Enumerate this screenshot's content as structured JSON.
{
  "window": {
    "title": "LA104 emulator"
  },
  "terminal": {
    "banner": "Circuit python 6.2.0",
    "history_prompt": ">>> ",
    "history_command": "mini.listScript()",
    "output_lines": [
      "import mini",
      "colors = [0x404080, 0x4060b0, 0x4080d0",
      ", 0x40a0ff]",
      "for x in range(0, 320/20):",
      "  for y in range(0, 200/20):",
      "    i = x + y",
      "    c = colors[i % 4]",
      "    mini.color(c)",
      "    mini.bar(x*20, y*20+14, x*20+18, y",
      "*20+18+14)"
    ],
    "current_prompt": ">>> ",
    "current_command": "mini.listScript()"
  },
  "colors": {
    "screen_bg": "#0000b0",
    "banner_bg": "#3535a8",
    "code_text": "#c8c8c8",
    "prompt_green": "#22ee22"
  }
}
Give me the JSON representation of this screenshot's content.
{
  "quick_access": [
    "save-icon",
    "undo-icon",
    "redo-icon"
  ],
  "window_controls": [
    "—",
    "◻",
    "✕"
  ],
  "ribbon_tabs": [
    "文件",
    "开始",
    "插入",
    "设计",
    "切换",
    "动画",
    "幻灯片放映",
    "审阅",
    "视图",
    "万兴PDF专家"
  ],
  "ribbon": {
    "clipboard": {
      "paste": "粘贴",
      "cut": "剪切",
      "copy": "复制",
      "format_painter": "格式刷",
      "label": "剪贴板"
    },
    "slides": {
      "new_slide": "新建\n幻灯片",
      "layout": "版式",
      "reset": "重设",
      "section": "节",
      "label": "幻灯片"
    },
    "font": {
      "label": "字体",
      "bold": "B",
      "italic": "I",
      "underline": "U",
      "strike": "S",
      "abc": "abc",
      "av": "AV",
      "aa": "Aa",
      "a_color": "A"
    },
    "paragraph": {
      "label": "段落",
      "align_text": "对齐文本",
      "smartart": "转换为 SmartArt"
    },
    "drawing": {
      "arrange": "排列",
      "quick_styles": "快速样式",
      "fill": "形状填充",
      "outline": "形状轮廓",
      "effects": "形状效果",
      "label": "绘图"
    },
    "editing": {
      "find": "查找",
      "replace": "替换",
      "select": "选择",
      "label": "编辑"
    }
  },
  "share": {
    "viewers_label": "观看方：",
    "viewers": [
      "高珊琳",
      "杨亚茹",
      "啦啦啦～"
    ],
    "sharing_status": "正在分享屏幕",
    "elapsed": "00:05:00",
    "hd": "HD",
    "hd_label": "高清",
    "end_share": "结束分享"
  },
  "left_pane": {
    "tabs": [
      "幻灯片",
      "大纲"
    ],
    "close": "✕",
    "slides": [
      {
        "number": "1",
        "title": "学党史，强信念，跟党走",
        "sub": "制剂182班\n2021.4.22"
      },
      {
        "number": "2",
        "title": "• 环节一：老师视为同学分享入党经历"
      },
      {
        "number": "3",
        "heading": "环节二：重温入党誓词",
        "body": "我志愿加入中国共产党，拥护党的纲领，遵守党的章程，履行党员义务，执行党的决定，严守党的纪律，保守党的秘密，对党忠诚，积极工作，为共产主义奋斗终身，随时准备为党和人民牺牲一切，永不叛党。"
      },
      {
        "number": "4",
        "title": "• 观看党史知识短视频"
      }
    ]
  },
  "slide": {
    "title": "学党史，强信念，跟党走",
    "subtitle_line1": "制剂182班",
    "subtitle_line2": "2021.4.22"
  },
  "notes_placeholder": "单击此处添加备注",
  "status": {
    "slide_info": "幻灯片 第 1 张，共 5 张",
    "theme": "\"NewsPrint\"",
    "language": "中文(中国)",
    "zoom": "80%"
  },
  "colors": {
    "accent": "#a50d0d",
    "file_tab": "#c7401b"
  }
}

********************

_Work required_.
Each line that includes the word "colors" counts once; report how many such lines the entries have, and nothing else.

_Result_.
4